§ **Task details**:
What is needed is each line of the data below that holds the string "icon".
BEGIN Data provided
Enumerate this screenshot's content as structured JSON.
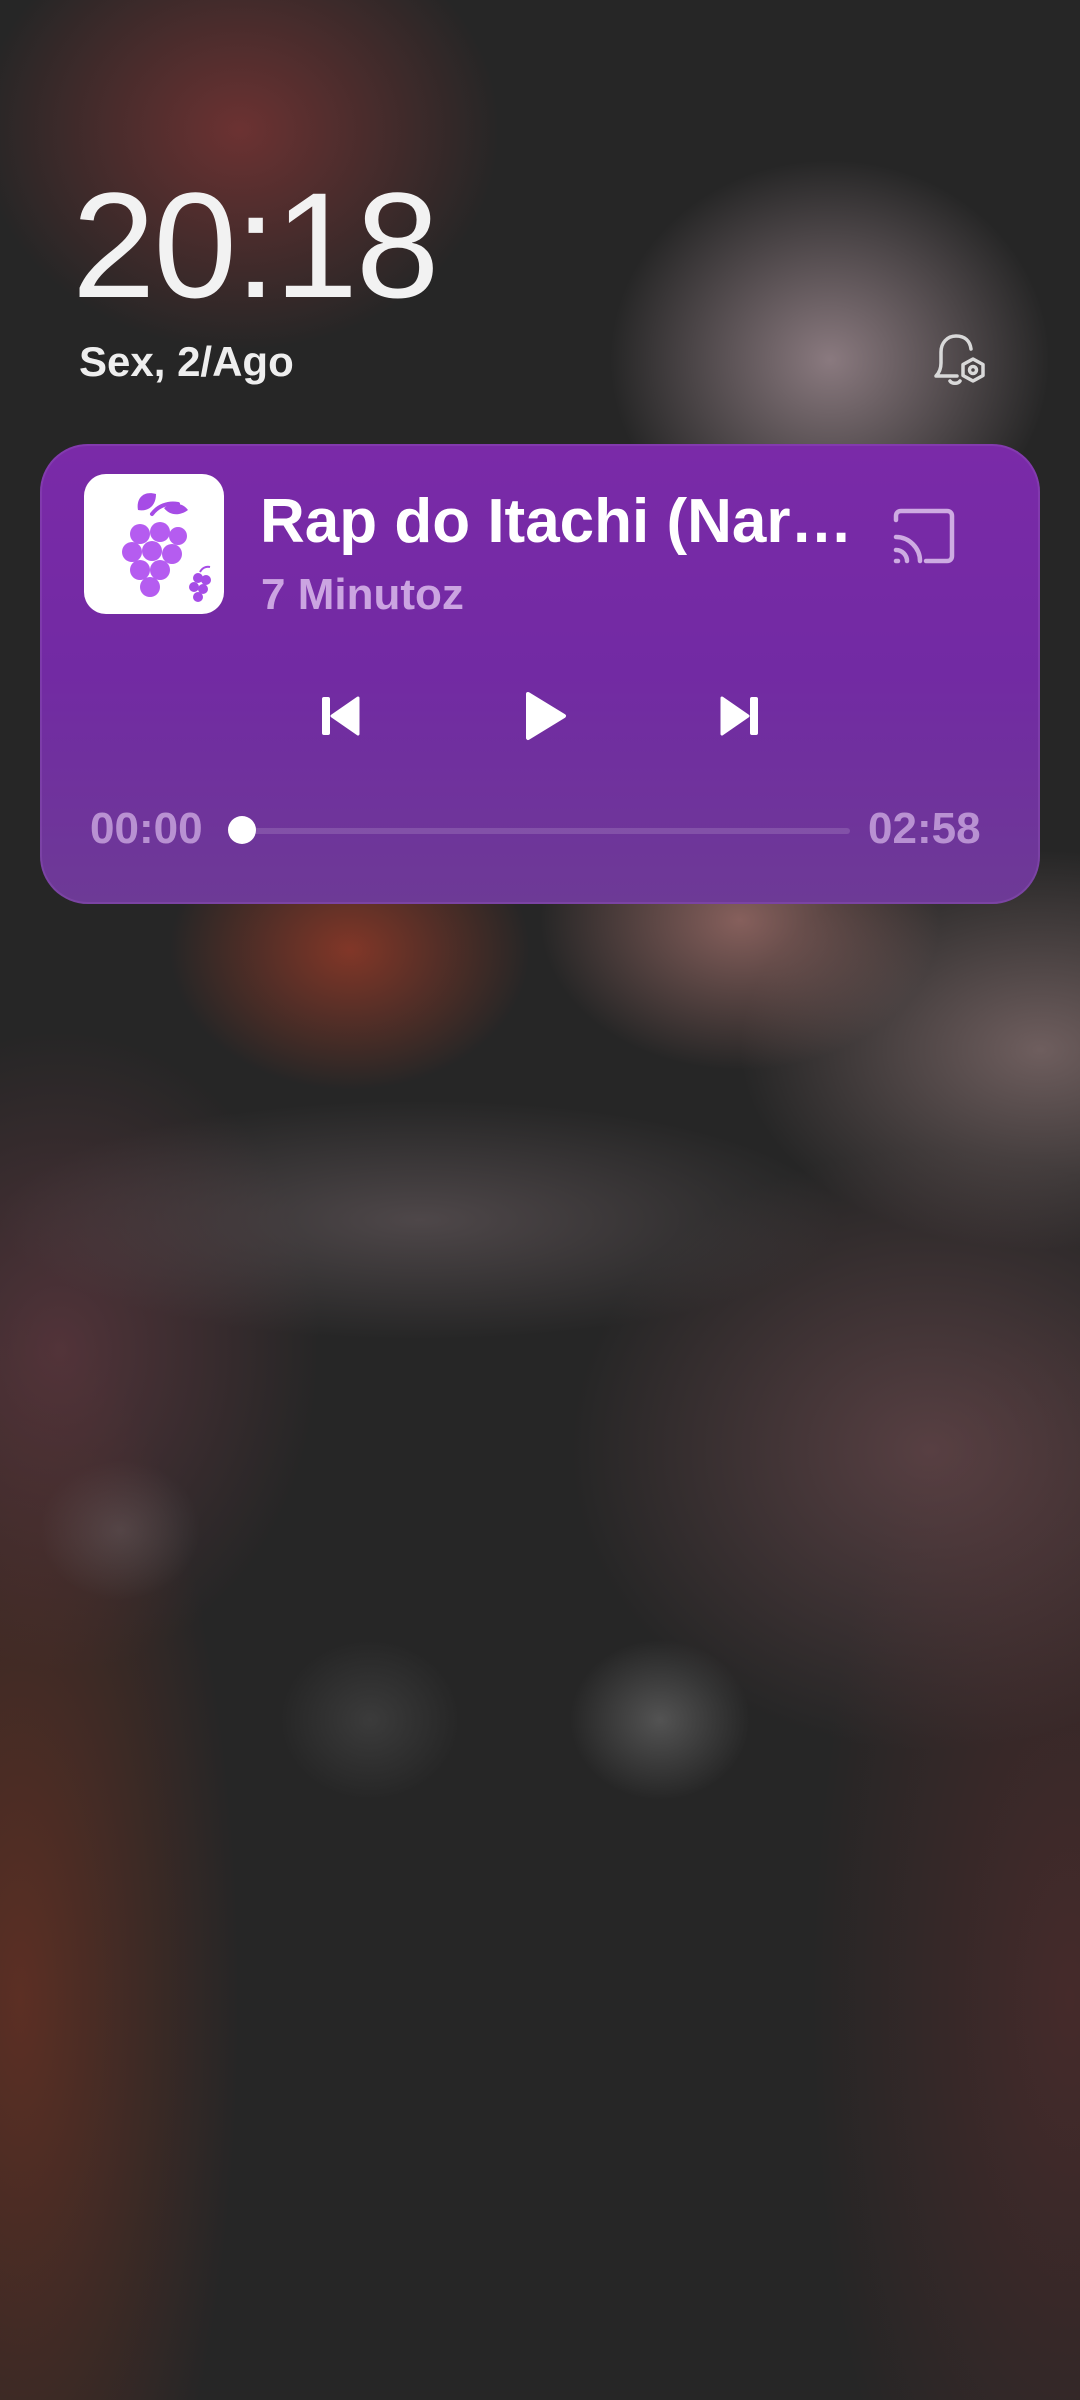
{
  "lockscreen": {
    "time": "20:18",
    "date": "Sex, 2/Ago",
    "notification_settings_icon": "bell-gear-icon"
  },
  "media": {
    "title": "Rap do Itachi (Naruto)",
    "artist": "7 Minutoz",
    "app_icon": "grapes-icon",
    "cast_icon": "cast-icon",
    "controls": {
      "previous_icon": "skip-previous-icon",
      "play_icon": "play-icon",
      "next_icon": "skip-next-icon"
    },
    "elapsed": "00:00",
    "duration": "02:58",
    "progress_fraction": 0.0
  },
  "colors": {
    "card": "#7a2aa8",
    "artwork_accent": "#a64ce6"
  }
}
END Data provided
§ **Result of the task**:
    "notification_settings_icon": "bell-gear-icon"
    "app_icon": "grapes-icon",
    "cast_icon": "cast-icon",
      "previous_icon": "skip-previous-icon",
      "play_icon": "play-icon",
      "next_icon": "skip-next-icon"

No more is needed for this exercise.